> _Instructions for the task_: The lines to copy are those with "count" in them. Pull each one from the entries below.
################
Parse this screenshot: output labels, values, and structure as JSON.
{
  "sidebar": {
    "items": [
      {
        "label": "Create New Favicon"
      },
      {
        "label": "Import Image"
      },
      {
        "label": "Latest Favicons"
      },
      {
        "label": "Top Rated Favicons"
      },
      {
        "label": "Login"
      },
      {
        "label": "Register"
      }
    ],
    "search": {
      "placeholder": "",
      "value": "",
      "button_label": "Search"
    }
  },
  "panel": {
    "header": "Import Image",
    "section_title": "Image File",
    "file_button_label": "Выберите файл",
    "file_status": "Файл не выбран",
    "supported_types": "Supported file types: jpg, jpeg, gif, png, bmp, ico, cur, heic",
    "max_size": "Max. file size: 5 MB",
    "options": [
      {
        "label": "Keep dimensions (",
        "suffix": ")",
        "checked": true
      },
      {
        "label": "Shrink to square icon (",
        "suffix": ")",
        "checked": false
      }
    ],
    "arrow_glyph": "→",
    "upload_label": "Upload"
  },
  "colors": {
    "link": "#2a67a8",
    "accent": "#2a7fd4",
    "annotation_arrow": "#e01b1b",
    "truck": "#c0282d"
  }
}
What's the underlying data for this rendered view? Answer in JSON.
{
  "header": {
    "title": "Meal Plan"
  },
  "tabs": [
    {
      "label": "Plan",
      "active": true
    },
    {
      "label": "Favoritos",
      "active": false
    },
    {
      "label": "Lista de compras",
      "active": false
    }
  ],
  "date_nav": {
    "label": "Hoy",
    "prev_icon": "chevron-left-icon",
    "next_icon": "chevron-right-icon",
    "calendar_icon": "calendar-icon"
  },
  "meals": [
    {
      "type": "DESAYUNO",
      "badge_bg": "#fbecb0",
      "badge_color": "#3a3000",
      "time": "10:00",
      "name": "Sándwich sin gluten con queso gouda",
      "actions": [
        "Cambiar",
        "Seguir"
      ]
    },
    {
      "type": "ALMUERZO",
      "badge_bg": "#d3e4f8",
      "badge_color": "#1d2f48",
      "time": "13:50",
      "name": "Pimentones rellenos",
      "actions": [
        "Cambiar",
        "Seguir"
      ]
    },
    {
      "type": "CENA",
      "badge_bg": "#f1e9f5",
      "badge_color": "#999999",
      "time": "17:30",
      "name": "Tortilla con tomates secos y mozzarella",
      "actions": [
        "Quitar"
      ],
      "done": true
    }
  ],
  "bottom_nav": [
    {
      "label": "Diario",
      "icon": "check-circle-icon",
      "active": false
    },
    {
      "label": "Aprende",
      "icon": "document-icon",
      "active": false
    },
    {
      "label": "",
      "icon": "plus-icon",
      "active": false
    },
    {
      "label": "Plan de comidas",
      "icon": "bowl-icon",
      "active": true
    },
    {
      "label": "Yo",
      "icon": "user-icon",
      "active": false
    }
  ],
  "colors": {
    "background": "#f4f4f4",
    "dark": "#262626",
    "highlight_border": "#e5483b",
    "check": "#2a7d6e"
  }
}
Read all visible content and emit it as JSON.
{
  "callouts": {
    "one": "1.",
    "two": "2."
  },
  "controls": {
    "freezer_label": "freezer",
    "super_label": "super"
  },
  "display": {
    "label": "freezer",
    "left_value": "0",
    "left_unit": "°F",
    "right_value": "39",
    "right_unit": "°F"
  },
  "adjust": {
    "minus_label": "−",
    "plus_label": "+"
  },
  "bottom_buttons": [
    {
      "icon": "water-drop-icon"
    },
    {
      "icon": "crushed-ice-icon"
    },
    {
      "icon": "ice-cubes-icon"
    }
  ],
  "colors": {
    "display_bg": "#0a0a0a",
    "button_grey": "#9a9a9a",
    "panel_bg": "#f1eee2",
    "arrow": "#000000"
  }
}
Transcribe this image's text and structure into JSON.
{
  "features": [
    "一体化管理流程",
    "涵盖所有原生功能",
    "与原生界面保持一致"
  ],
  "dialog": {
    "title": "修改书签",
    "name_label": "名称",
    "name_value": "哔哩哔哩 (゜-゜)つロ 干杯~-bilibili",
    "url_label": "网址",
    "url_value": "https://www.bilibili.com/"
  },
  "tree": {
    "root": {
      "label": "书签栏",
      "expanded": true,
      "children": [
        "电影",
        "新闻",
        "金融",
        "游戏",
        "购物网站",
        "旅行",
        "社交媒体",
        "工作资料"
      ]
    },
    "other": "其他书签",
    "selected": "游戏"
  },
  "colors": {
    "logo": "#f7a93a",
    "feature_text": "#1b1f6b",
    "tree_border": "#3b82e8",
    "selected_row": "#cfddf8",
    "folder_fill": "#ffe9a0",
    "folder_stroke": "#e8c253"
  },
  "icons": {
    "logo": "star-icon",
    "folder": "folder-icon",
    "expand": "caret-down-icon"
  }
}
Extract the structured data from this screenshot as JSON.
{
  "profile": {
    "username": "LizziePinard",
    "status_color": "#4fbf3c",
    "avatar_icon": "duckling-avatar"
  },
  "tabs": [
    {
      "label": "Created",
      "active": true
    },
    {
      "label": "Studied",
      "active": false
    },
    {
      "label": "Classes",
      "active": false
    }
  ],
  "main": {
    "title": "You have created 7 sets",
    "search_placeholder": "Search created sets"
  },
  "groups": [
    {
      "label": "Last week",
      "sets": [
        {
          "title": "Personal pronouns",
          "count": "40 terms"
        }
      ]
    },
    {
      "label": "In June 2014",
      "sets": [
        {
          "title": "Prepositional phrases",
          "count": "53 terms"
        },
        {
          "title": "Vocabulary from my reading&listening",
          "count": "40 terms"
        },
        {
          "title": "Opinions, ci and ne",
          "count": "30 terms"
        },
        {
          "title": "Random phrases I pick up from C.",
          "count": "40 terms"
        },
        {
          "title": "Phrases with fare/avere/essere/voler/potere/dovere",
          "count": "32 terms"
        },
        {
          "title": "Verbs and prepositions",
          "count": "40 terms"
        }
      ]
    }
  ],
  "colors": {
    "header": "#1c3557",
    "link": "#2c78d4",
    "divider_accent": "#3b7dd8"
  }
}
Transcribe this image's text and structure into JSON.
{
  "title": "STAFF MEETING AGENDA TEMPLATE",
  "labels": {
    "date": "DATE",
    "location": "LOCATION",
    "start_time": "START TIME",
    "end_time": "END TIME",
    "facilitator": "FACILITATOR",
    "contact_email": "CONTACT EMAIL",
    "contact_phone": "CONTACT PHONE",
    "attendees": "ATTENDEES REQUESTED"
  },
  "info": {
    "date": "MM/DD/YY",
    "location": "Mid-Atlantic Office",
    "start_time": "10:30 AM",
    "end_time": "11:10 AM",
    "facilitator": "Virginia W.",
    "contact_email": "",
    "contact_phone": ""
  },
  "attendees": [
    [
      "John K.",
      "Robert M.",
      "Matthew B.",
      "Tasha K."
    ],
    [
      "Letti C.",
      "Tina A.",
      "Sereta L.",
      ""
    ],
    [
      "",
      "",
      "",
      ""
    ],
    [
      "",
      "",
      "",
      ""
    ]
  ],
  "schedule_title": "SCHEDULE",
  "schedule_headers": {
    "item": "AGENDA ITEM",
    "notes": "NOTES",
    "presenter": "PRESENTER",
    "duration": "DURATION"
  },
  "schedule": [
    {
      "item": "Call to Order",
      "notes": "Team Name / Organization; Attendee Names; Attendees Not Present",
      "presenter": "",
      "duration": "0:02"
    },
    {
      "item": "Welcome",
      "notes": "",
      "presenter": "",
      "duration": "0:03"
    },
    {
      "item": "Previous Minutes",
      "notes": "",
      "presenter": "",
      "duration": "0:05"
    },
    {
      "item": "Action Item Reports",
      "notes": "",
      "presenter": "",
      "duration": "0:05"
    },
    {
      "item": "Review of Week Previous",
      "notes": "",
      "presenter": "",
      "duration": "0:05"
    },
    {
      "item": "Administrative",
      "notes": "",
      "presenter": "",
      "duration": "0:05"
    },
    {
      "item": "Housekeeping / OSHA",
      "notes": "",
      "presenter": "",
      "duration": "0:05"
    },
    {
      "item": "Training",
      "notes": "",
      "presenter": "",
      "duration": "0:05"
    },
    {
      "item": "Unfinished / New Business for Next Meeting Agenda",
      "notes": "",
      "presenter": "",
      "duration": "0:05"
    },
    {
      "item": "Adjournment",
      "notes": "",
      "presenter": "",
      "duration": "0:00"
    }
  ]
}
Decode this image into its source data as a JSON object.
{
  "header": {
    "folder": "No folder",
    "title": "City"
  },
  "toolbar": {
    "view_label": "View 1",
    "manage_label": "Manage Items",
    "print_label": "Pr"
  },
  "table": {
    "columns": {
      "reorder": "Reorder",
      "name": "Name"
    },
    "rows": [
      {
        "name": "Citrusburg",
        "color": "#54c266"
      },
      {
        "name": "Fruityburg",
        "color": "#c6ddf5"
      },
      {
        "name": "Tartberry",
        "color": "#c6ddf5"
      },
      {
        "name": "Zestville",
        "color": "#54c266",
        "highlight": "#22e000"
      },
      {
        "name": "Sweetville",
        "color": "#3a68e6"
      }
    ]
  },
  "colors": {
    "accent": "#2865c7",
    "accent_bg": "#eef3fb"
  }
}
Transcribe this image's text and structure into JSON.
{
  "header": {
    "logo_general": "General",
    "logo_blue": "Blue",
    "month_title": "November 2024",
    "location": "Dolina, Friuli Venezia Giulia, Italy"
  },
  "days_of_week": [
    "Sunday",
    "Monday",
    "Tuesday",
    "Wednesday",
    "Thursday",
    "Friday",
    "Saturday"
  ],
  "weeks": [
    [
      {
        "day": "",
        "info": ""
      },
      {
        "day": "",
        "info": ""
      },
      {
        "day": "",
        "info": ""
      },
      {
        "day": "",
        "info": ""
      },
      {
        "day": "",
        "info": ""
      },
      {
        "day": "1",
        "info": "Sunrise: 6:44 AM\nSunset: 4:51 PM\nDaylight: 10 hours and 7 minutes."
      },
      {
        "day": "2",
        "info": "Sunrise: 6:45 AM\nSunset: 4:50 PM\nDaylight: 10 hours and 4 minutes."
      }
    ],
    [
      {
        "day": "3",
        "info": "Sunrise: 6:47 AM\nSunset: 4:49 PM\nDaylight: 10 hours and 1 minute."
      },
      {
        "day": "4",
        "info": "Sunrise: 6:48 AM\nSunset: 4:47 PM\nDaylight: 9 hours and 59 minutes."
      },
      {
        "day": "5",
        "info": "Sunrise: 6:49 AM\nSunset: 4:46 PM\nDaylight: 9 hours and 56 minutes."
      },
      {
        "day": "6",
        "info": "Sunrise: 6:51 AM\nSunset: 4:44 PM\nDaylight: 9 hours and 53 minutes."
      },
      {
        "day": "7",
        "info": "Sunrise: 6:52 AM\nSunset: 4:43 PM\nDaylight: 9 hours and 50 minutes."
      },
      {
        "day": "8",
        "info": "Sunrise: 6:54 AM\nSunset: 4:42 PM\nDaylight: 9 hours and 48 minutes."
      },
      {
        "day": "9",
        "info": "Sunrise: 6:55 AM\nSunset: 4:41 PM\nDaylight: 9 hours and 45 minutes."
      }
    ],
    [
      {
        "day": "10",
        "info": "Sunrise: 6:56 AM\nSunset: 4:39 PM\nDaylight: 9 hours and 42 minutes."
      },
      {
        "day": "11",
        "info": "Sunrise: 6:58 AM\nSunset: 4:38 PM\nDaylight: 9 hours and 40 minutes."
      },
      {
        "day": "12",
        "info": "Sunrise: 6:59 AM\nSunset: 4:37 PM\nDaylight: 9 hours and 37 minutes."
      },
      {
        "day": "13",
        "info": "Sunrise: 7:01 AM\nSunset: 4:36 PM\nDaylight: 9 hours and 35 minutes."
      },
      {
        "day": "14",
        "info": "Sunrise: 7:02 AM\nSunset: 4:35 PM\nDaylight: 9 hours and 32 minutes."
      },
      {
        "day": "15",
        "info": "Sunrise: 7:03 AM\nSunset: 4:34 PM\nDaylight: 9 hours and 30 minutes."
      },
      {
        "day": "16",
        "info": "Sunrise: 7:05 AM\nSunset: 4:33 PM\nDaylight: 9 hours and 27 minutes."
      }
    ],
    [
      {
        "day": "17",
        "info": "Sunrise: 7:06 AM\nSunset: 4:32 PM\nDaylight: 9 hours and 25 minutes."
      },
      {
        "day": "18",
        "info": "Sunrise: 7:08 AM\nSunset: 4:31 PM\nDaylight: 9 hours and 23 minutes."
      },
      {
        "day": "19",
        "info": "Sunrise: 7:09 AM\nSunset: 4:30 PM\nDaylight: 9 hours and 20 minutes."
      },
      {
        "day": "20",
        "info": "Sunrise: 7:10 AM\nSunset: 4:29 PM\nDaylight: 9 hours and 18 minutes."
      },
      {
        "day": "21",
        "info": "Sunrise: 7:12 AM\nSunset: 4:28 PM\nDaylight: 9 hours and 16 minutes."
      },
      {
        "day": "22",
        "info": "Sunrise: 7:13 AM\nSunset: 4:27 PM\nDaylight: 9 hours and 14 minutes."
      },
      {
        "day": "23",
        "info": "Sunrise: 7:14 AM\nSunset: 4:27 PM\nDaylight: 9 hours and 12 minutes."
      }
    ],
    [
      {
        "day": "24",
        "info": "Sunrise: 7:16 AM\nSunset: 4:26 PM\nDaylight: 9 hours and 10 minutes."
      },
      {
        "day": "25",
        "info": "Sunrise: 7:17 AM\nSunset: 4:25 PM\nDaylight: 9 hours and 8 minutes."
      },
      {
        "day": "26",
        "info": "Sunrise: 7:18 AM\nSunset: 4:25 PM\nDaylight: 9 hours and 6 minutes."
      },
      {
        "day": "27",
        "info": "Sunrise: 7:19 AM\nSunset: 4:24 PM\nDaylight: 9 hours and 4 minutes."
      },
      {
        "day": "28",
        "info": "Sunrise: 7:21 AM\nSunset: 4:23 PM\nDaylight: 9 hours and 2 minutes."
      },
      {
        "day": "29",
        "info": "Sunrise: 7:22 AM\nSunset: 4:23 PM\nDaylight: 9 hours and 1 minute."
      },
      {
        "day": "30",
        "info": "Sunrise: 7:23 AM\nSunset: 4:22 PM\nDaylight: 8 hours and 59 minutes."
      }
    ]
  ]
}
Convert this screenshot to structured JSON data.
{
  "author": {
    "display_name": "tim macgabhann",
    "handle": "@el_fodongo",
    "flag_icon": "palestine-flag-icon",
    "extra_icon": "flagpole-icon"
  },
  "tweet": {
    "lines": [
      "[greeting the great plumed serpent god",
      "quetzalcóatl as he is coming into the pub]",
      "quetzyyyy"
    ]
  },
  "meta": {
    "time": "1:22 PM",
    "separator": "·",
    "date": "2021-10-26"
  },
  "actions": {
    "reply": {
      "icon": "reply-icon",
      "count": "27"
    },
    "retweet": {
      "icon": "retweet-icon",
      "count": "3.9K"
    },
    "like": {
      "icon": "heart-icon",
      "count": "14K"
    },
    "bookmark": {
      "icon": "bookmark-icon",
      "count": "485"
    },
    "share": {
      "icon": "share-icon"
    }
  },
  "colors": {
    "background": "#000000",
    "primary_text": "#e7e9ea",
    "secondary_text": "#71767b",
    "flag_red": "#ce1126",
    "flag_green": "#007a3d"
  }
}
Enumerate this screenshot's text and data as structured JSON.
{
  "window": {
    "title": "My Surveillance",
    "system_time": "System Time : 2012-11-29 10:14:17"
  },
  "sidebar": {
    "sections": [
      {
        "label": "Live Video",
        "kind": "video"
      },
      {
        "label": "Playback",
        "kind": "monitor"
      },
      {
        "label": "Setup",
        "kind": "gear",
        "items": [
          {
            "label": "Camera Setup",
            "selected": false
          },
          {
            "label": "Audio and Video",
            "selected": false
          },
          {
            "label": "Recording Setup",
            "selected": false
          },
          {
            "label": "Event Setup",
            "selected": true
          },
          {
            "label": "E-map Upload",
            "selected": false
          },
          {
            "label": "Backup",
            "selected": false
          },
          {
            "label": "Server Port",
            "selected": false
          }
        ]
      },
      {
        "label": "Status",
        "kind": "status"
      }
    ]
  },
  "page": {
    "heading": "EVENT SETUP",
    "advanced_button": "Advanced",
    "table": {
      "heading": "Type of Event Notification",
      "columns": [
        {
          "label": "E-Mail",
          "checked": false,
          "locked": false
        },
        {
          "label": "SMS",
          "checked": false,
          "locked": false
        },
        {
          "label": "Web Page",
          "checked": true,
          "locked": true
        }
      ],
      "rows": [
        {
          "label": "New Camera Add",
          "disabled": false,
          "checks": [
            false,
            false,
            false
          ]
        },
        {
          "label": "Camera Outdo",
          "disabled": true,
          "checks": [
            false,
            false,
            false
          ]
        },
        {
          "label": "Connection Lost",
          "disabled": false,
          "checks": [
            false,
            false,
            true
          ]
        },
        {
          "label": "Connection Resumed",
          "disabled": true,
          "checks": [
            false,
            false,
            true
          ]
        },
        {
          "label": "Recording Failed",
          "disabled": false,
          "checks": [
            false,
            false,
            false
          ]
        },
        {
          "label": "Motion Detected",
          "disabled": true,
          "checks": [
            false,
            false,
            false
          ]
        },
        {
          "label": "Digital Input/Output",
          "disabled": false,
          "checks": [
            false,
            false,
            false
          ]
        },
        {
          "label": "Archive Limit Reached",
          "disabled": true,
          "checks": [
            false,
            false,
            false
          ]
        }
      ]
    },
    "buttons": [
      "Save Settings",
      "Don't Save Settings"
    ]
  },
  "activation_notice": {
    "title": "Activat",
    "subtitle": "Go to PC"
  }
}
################
> _Answer box_:
          "count": "40 terms"
          "count": "53 terms"
          "count": "40 terms"
          "count": "30 terms"
          "count": "40 terms"
          "count": "32 terms"
          "count": "40 terms"
      "count": "27"
      "count": "3.9K"
      "count": "14K"
      "count": "485"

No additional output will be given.